(TASC) – Treatment Alternatives for Safe Communities (TASC) has issued its second Health & Justice Legislative Scorecard, a tally of how Illinois state lawmakers voted on selected bills responding to community needs and advancing health and justice.
The review of General Assembly votes revealed that 41 senators and 80 representatives—a 22 percent overall increase from the organization’s inaugural scorecard in 2019—voted in favor of these health and justice initiatives at least 80 percent of the time, earning a place on TASC’s 2021 Illinois Legislative Honor Roll for Advancing Health and Justice.
As the COVID-19 pandemic continued through 2021, the number of individuals dealing with substance use disorders and/or mental health conditions increased, and timely access to behavioral health services became critical. Equally vital are public policies that support and enable equitable access to services for vulnerable populations. During the 2021 legislative session, many members voted for bills that make improvements to the justice system and the field of behavioral health services.
The scorecard details bills which were legislative priorities for TASC and tracks how each individual member voted on these bills. Examples include allowing individuals with felony drug convictions to be eligible for cash assistance under the Temporary Assistance for Needy Families program, temporary housing subsidies for individuals with severe mental illness at high risk of institutionalization and people with substance use disorders (SUD) at high risk of overdose, and requirements for each 9-1-1 call center and provider of emergency services dispatched through a 9-1-1 system to coordinate with the mobile mental and behavioral health services established by the Department of Human Services (DHS).
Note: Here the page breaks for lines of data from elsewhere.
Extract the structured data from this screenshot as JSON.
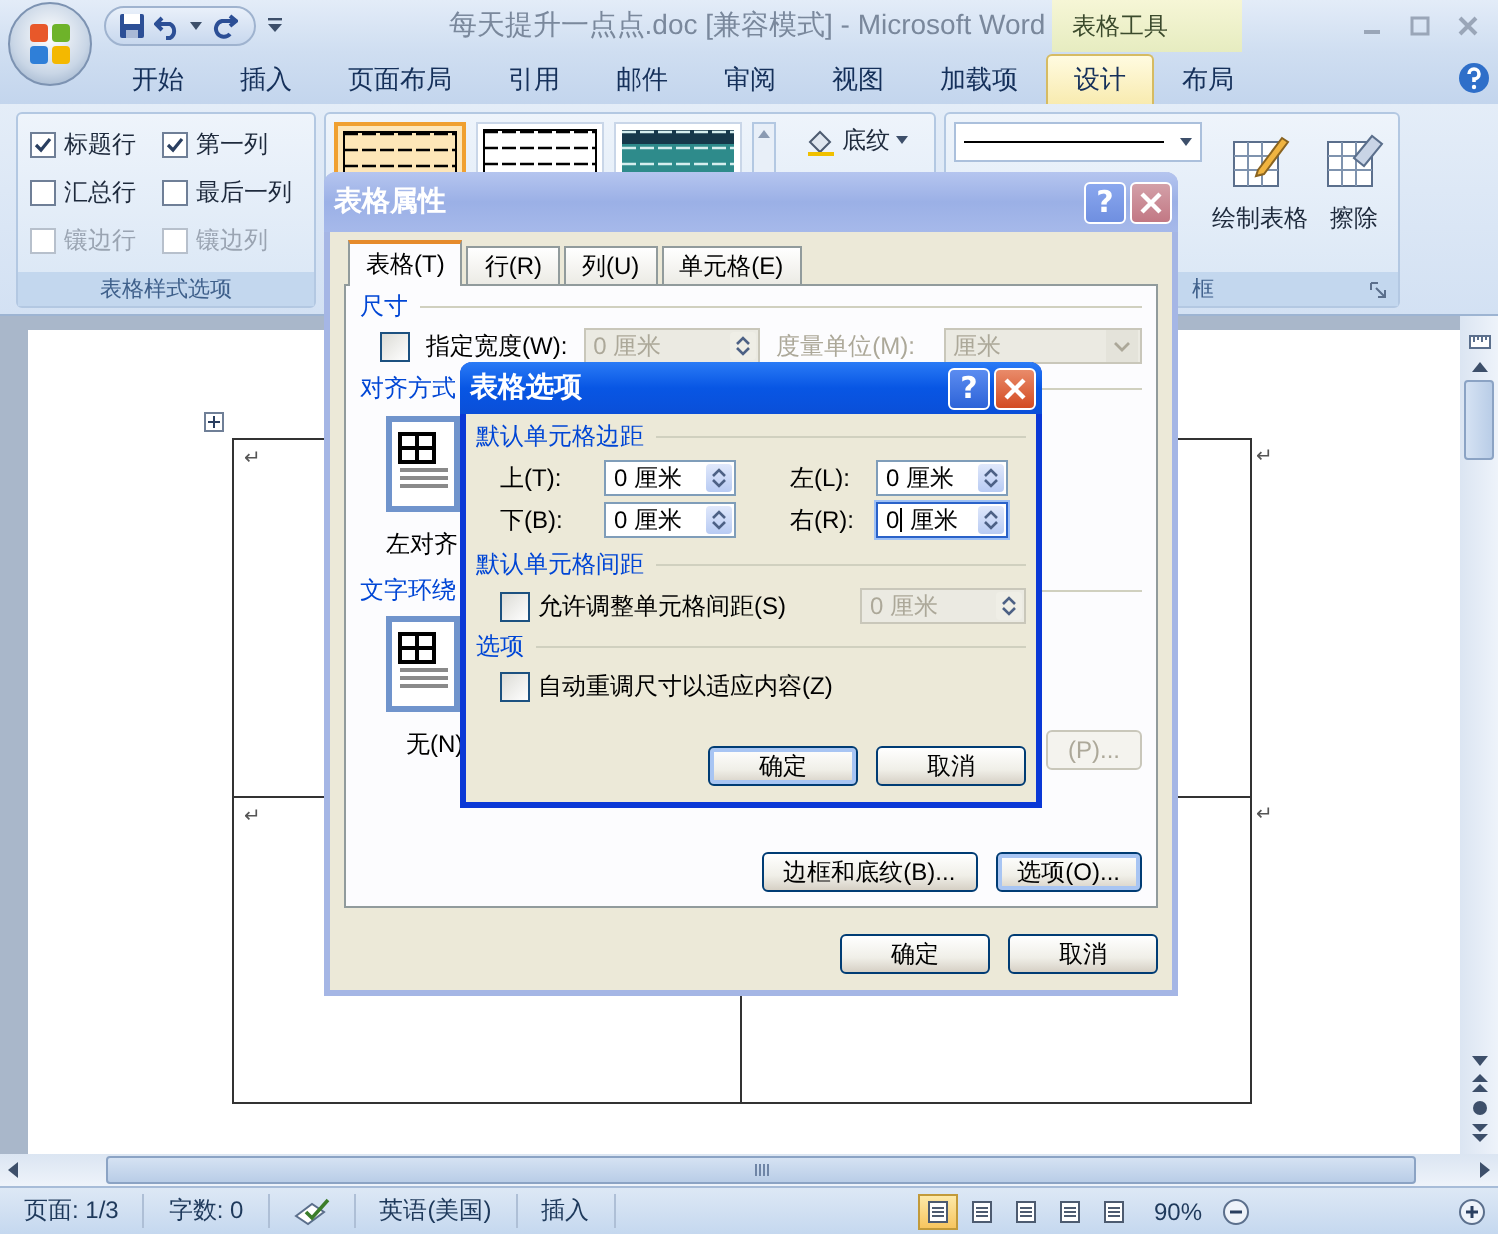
{
  "window": {
    "title": "每天提升一点点.doc [兼容模式] - Microsoft Word",
    "context_tab_group": "表格工具"
  },
  "ribbon_tabs": [
    {
      "label": "开始",
      "selected": false
    },
    {
      "label": "插入",
      "selected": false
    },
    {
      "label": "页面布局",
      "selected": false
    },
    {
      "label": "引用",
      "selected": false
    },
    {
      "label": "邮件",
      "selected": false
    },
    {
      "label": "审阅",
      "selected": false
    },
    {
      "label": "视图",
      "selected": false
    },
    {
      "label": "加载项",
      "selected": false
    },
    {
      "label": "设计",
      "selected": true
    },
    {
      "label": "布局",
      "selected": false
    }
  ],
  "ribbon": {
    "style_options": {
      "checkboxes": [
        {
          "label": "标题行",
          "checked": true,
          "disabled": false
        },
        {
          "label": "第一列",
          "checked": true,
          "disabled": false
        },
        {
          "label": "汇总行",
          "checked": false,
          "disabled": false
        },
        {
          "label": "最后一列",
          "checked": false,
          "disabled": false
        },
        {
          "label": "镶边行",
          "checked": false,
          "disabled": true
        },
        {
          "label": "镶边列",
          "checked": false,
          "disabled": true
        }
      ],
      "group_label": "表格样式选项"
    },
    "table_styles": [
      {
        "kind": "plain",
        "selected": true
      },
      {
        "kind": "plain",
        "selected": false
      },
      {
        "kind": "shaded",
        "selected": false
      }
    ],
    "shading_button": "底纹",
    "draw_table_button": "绘制表格",
    "eraser_button": "擦除",
    "borders_group_label": "框"
  },
  "document": {
    "rows": [
      {
        "cell_mark": "↵",
        "row_end_mark": "↵"
      },
      {
        "cell_mark": "↵",
        "row_end_mark": "↵"
      }
    ]
  },
  "status_bar": {
    "page": "页面: 1/3",
    "words": "字数: 0",
    "language": "英语(美国)",
    "mode": "插入",
    "zoom": "90%"
  },
  "table_properties": {
    "title": "表格属性",
    "help_button": "?",
    "tabs": [
      {
        "label": "表格(T)",
        "selected": true
      },
      {
        "label": "行(R)",
        "selected": false
      },
      {
        "label": "列(U)",
        "selected": false
      },
      {
        "label": "单元格(E)",
        "selected": false
      }
    ],
    "size_section": "尺寸",
    "width_checkbox": {
      "label": "指定宽度(W):",
      "checked": false
    },
    "width_field": {
      "value": "0 厘米",
      "disabled": true
    },
    "unit_label": "度量单位(M):",
    "unit_field": {
      "value": "厘米",
      "disabled": true
    },
    "alignment_section": "对齐方式",
    "alignment_option": "左对齐",
    "wrap_section": "文字环绕",
    "wrap_option": "无(N)",
    "position_button": "(P)...",
    "borders_button": "边框和底纹(B)...",
    "options_button": "选项(O)...",
    "ok_button": "确定",
    "cancel_button": "取消"
  },
  "table_options": {
    "title": "表格选项",
    "help_button": "?",
    "margins_section": "默认单元格边距",
    "margins": [
      {
        "label": "上(T):",
        "value": "0 厘米",
        "focused": false
      },
      {
        "label": "左(L):",
        "value": "0 厘米",
        "focused": false
      },
      {
        "label": "下(B):",
        "value": "0 厘米",
        "focused": false
      },
      {
        "label": "右(R):",
        "value": "0 厘米",
        "focused": true
      }
    ],
    "spacing_section": "默认单元格间距",
    "spacing_checkbox": {
      "label": "允许调整单元格间距(S)",
      "checked": false
    },
    "spacing_field": {
      "value": "0 厘米",
      "disabled": true
    },
    "options_section": "选项",
    "autofit_checkbox": {
      "label": "自动重调尺寸以适应内容(Z)",
      "checked": false
    },
    "ok_button": "确定",
    "cancel_button": "取消"
  }
}
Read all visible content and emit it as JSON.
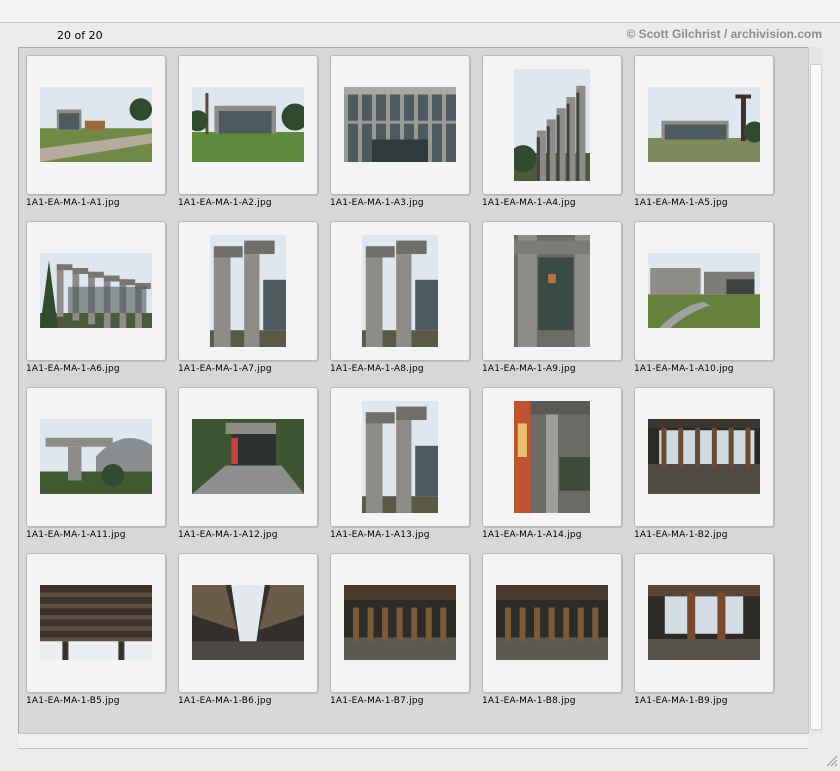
{
  "header": {
    "counter_text": "20 of 20",
    "credit_text": "© Scott Gilchrist / archivision.com"
  },
  "thumbnails": [
    {
      "filename": "1A1-EA-MA-1-A1.jpg",
      "scene": "exterior-wide"
    },
    {
      "filename": "1A1-EA-MA-1-A2.jpg",
      "scene": "exterior-lawn"
    },
    {
      "filename": "1A1-EA-MA-1-A3.jpg",
      "scene": "glass-facade"
    },
    {
      "filename": "1A1-EA-MA-1-A4.jpg",
      "scene": "stepped-tower"
    },
    {
      "filename": "1A1-EA-MA-1-A5.jpg",
      "scene": "exterior-totem"
    },
    {
      "filename": "1A1-EA-MA-1-A6.jpg",
      "scene": "beam-series"
    },
    {
      "filename": "1A1-EA-MA-1-A7.jpg",
      "scene": "beam-close"
    },
    {
      "filename": "1A1-EA-MA-1-A8.jpg",
      "scene": "beam-close"
    },
    {
      "filename": "1A1-EA-MA-1-A9.jpg",
      "scene": "column-portal"
    },
    {
      "filename": "1A1-EA-MA-1-A10.jpg",
      "scene": "courtyard"
    },
    {
      "filename": "1A1-EA-MA-1-A11.jpg",
      "scene": "entrance-canopy"
    },
    {
      "filename": "1A1-EA-MA-1-A12.jpg",
      "scene": "entrance-path"
    },
    {
      "filename": "1A1-EA-MA-1-A13.jpg",
      "scene": "beam-close"
    },
    {
      "filename": "1A1-EA-MA-1-A14.jpg",
      "scene": "column-interior"
    },
    {
      "filename": "1A1-EA-MA-1-B2.jpg",
      "scene": "great-hall"
    },
    {
      "filename": "1A1-EA-MA-1-B5.jpg",
      "scene": "ceiling-beams"
    },
    {
      "filename": "1A1-EA-MA-1-B6.jpg",
      "scene": "ceiling-skylight"
    },
    {
      "filename": "1A1-EA-MA-1-B7.jpg",
      "scene": "hall-totems"
    },
    {
      "filename": "1A1-EA-MA-1-B8.jpg",
      "scene": "hall-totems"
    },
    {
      "filename": "1A1-EA-MA-1-B9.jpg",
      "scene": "hall-window"
    }
  ]
}
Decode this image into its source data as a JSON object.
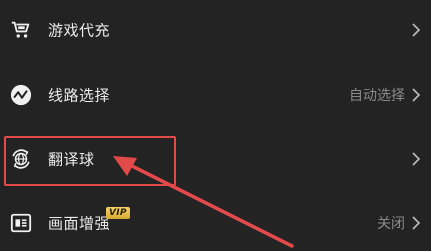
{
  "menu": {
    "items": [
      {
        "label": "游戏代充",
        "icon": "cart-icon",
        "value": ""
      },
      {
        "label": "线路选择",
        "icon": "route-icon",
        "value": "自动选择"
      },
      {
        "label": "翻译球",
        "icon": "globe-refresh-icon",
        "value": ""
      },
      {
        "label": "画面增强",
        "icon": "screen-icon",
        "value": "关闭",
        "badge": "VIP"
      }
    ]
  },
  "annotation": {
    "color": "#e24a4a"
  }
}
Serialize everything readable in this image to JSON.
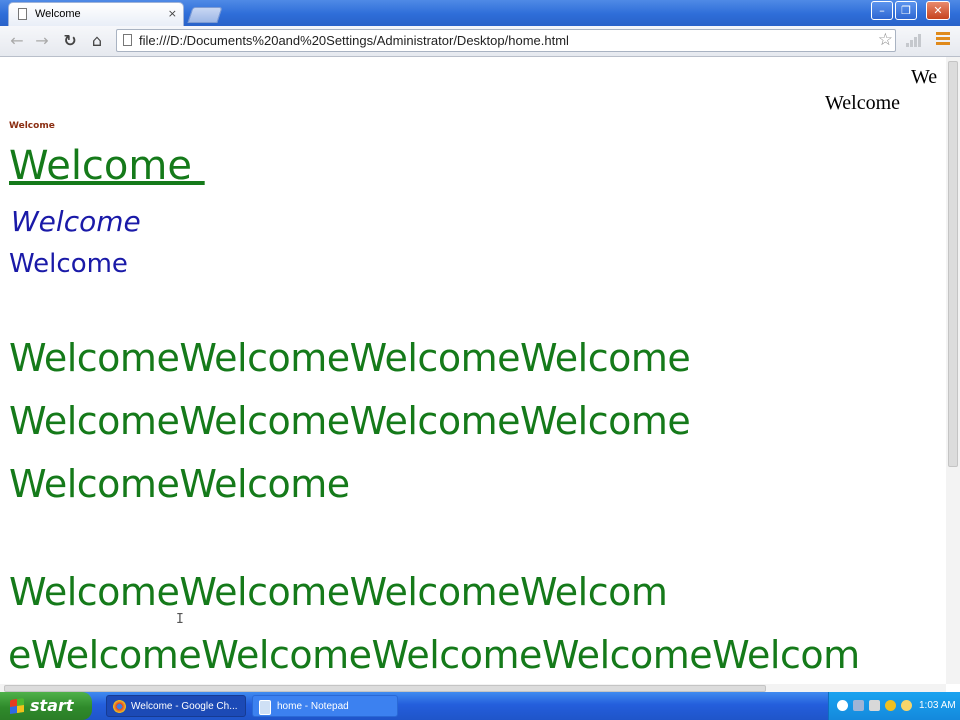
{
  "browser": {
    "tab": {
      "title": "Welcome",
      "close_glyph": "×"
    },
    "window_buttons": {
      "minimize": "–",
      "maximize": "❐",
      "close": "✕"
    },
    "nav": {
      "back": "←",
      "forward": "→",
      "reload": "↻",
      "home": "⌂"
    },
    "address_bar": {
      "url": "file:///D:/Documents%20and%20Settings/Administrator/Desktop/home.html",
      "star": "☆"
    }
  },
  "page": {
    "top_right_clipped": "We",
    "top_right": "Welcome",
    "small_heading": "Welcome",
    "large_underlined": "Welcome ",
    "italic": "Welcome",
    "plain": "Welcome",
    "green_block_1": [
      "WelcomeWelcomeWelcomeWelcome",
      "WelcomeWelcomeWelcomeWelcome",
      "WelcomeWelcome"
    ],
    "green_block_2": [
      "WelcomeWelcomeWelcomeWelcom",
      "eWelcomeWelcomeWelcomeWelcomeWelcom"
    ],
    "text_cursor": "I"
  },
  "taskbar": {
    "start_label": "start",
    "items": [
      {
        "label": "Welcome - Google Ch..."
      },
      {
        "label": "home - Notepad"
      }
    ],
    "clock": "1:03 AM"
  },
  "colors": {
    "green_text": "#157a1a",
    "blue_text": "#1a1aa8",
    "brown_text": "#8b2e12",
    "titlebar": "#2e6dd8",
    "taskbar": "#245edc",
    "start_button": "#2f8a2b"
  }
}
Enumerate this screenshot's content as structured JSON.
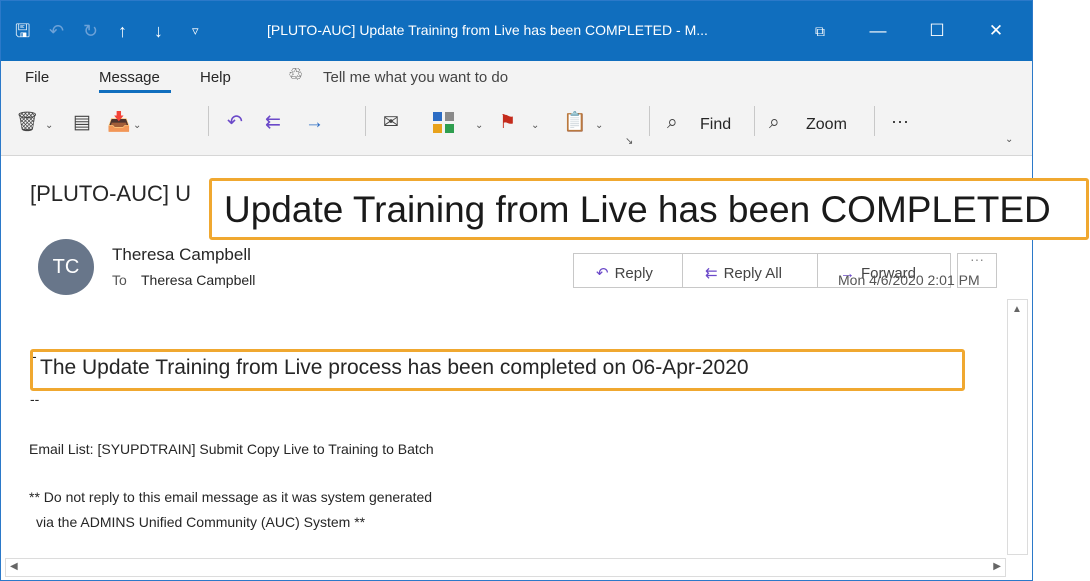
{
  "titlebar": {
    "title": "[PLUTO-AUC] Update Training from Live has been COMPLETED  -  M...",
    "icons": [
      "save-icon",
      "undo-icon",
      "redo-icon",
      "up-arrow-icon",
      "down-arrow-icon",
      "quick-access-icon",
      "restore-icon",
      "minimize-icon",
      "maximize-icon",
      "close-icon"
    ],
    "accent": "#106ebe"
  },
  "menu": {
    "file": "File",
    "message": "Message",
    "help": "Help",
    "tell_me": "Tell me what you want to do"
  },
  "ribbon": {
    "find": "Find",
    "zoom": "Zoom",
    "more": "···"
  },
  "message": {
    "subject_prefix": "[PLUTO-AUC] U",
    "sender_initials": "TC",
    "sender_name": "Theresa Campbell",
    "to_label": "To",
    "to_name": "Theresa Campbell",
    "reply": "Reply",
    "reply_all": "Reply All",
    "forward": "Forward",
    "date": "Mon 4/6/2020 2:01 PM"
  },
  "body": {
    "dash1": "-",
    "completed": "The Update Training from Live process has been completed on 06-Apr-2020",
    "dash2": "--",
    "email_list": "Email List: [SYUPDTRAIN] Submit Copy Live to Training to Batch",
    "notice1": "** Do not reply to this email message as it was system generated",
    "notice2": "via the ADMINS Unified Community (AUC) System **"
  },
  "callout": {
    "subject": "Update Training from Live has been COMPLETED",
    "color": "#f0a830"
  }
}
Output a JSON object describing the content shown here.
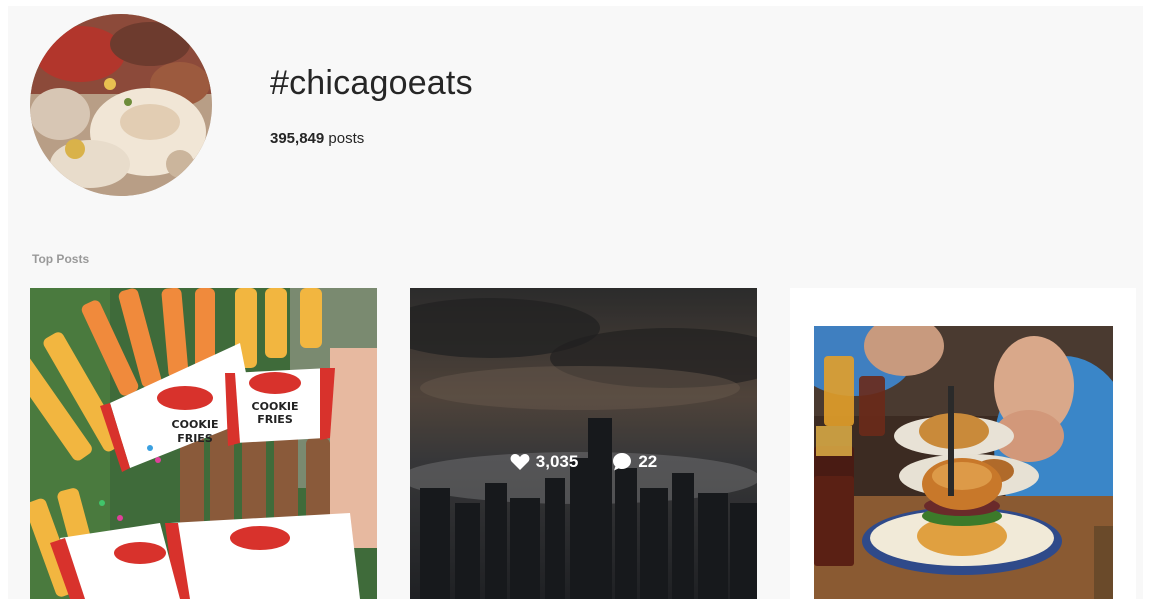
{
  "header": {
    "hashtag": "#chicagoeats",
    "post_count": "395,849",
    "post_count_suffix": "posts"
  },
  "sections": {
    "top_posts_label": "Top Posts"
  },
  "posts": [
    {
      "subject": "cookie fries in paper cups",
      "cup_text_1": "COOKIE",
      "cup_text_2": "FRIES"
    },
    {
      "subject": "chicago skyline under clouds",
      "likes": "3,035",
      "comments": "22"
    },
    {
      "subject": "burger on plate at restaurant table"
    }
  ],
  "icons": {
    "likes": "heart-icon",
    "comments": "comment-icon"
  },
  "colors": {
    "background": "#f8f8f8",
    "text": "#262626",
    "muted": "#999999",
    "overlay_text": "#ffffff"
  }
}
It also features TASC’s 2021 Legislative Champion Award presented to the Illinois Legislative Black Caucus, for its work seeking to dismantle systemic racism, including reforms in four key pillars of Illinois government: criminal justice; education and workforce development; economic access, equity, and opportunity; and health care and human services. These legislative pillars serve as a critical starting point to bring more equitable structures, services, and programs to communities that have been historically marginalized.
“The COVID-19 pandemic cast a spotlight on inequities embedded within our behavioral health and justice systems,” said Joel K. Johnson, TASC president and CEO. “Although we seek to celebrate legislators who voted to address these issues, our work remains unfinished.”
TASC is a statewide, non-profit organization that serves and advocates for people involved in criminal legal systems and youth and family service systems, and who have substance use and mental health disorders. TASC’s public policy work is informed by on-the-ground experience working with thousands of people across Illinois, as well as by research and data on effective and racially and economically equitable practices in justice and healthcare.